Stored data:
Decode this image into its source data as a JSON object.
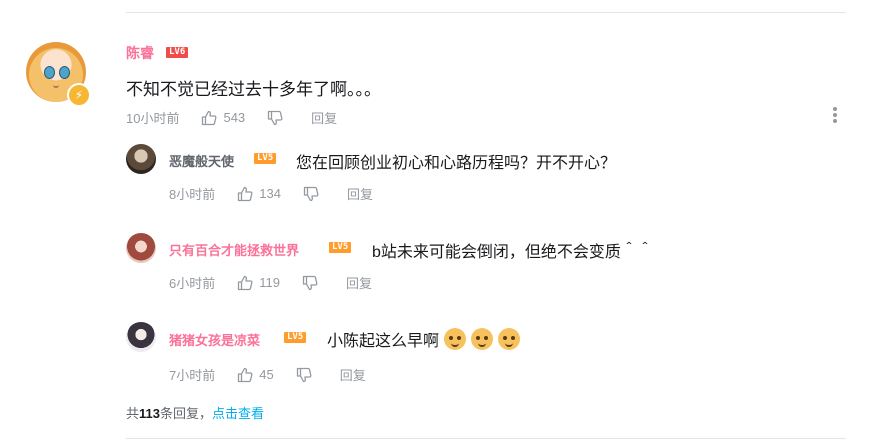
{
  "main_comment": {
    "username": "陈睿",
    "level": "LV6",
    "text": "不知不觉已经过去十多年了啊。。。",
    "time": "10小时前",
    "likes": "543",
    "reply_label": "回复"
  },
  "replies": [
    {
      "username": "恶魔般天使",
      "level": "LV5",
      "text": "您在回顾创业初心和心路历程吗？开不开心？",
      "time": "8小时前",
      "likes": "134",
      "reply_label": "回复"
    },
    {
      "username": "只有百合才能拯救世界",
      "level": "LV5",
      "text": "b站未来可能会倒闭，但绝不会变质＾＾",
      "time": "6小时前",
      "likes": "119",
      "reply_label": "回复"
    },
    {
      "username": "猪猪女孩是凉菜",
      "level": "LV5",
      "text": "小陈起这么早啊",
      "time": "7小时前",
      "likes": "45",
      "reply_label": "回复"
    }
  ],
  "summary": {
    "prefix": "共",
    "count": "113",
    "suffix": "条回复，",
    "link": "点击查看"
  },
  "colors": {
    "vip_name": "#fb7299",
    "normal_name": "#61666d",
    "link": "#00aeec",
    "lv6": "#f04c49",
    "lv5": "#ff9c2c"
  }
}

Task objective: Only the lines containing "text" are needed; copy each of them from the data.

Solution below:
    "text": "不知不觉已经过去十多年了啊。。。",
      "text": "您在回顾创业初心和心路历程吗？开不开心？",
      "text": "b站未来可能会倒闭，但绝不会变质＾＾",
      "text": "小陈起这么早啊",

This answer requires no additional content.